START Information given

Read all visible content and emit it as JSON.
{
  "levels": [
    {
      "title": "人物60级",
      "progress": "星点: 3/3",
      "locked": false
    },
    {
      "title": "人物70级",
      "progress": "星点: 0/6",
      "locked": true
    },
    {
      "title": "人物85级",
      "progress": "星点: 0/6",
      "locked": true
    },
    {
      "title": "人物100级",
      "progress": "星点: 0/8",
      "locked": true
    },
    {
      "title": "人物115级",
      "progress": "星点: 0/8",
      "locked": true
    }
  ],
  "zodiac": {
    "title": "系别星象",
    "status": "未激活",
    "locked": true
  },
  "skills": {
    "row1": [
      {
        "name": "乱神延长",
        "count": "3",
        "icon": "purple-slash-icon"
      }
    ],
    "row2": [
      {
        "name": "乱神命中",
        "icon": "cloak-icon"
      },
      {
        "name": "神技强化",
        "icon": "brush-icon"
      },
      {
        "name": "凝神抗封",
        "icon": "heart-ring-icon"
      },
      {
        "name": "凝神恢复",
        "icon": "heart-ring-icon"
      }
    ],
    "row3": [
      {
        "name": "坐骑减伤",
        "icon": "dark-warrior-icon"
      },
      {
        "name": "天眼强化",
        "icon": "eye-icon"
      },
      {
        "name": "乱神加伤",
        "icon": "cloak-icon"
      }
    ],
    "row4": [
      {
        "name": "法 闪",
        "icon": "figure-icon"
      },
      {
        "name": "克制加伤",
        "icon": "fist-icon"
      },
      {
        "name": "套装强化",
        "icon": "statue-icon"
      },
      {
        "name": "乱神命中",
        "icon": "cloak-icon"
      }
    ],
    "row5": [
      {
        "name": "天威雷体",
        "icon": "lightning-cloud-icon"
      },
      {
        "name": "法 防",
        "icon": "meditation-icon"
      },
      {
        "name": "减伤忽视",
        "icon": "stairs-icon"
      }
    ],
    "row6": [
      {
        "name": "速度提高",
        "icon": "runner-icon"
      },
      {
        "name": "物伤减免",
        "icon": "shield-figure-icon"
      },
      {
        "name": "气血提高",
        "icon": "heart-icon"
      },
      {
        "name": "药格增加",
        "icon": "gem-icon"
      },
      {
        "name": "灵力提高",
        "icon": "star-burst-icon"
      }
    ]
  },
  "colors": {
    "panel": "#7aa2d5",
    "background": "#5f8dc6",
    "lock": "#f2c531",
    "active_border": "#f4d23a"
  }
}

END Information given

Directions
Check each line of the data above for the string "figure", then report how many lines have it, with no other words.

Response to the exercise
2